DESCRIPTION OF THE TASK
Set the entries below down again, please. Match them exactly.

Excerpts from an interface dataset
● ● ● ●

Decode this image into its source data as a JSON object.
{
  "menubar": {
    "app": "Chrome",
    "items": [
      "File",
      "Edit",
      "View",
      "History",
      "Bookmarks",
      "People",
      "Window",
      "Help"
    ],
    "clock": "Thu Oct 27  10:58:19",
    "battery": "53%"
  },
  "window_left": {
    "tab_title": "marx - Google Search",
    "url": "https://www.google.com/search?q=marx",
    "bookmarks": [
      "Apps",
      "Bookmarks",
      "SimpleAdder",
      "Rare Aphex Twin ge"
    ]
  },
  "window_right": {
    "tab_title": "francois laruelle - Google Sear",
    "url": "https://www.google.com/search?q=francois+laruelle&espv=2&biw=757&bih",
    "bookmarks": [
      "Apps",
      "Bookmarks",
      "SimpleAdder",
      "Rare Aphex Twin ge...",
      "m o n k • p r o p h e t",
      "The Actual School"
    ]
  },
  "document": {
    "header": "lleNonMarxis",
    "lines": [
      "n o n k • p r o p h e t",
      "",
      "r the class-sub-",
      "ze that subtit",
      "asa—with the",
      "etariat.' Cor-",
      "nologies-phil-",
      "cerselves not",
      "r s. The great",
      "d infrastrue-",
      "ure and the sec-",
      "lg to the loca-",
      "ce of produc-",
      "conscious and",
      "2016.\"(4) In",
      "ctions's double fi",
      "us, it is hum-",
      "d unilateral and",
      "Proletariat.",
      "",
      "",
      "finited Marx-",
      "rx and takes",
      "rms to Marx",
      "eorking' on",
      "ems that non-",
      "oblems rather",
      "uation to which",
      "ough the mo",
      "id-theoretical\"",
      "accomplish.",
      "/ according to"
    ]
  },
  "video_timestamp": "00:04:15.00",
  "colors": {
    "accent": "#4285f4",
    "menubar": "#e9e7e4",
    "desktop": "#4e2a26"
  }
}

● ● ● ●

RESPONSE FOR THIS EXERCISE
Decode this image into its source data as a JSON object.
{
  "menubar": {
    "app": "Chrome",
    "items": [
      "File",
      "Edit",
      "View",
      "History",
      "Bookmarks",
      "People",
      "Window",
      "Help"
    ],
    "clock": "Thu Oct 27  10:58:19",
    "battery": "53%"
  },
  "window_left": {
    "tab_title": "marx - Google Search",
    "url": "https://www.google.com/search?q=marx",
    "bookmarks": [
      "Apps",
      "Bookmarks",
      "SimpleAdder",
      "Rare Aphex Twin ge"
    ]
  },
  "window_right": {
    "tab_title": "francois laruelle - Google Sear",
    "url": "https://www.google.com/search?q=francois+laruelle&espv=2&biw=757&bih",
    "bookmarks": [
      "Apps",
      "Bookmarks",
      "SimpleAdder",
      "Rare Aphex Twin ge...",
      "m o n k • p r o p h e t",
      "The Actual School"
    ]
  },
  "document": {
    "header": "lleNonMarxis",
    "lines": [
      "n o n k • p r o p h e t",
      "",
      "r the class-sub-",
      "ze that subtit",
      "asa—with the",
      "etariat.' Cor-",
      "nologies-phil-",
      "cerselves not",
      "r s. The great",
      "d infrastrue-",
      "ure and the sec-",
      "lg to the loca-",
      "ce of produc-",
      "conscious and",
      "2016.\"(4) In",
      "ctions's double fi",
      "us, it is hum-",
      "d unilateral and",
      "Proletariat.",
      "",
      "",
      "finited Marx-",
      "rx and takes",
      "rms to Marx",
      "eorking' on",
      "ems that non-",
      "oblems rather",
      "uation to which",
      "ough the mo",
      "id-theoretical\"",
      "accomplish.",
      "/ according to"
    ]
  },
  "video_timestamp": "00:04:15.00",
  "colors": {
    "accent": "#4285f4",
    "menubar": "#e9e7e4",
    "desktop": "#4e2a26"
  }
}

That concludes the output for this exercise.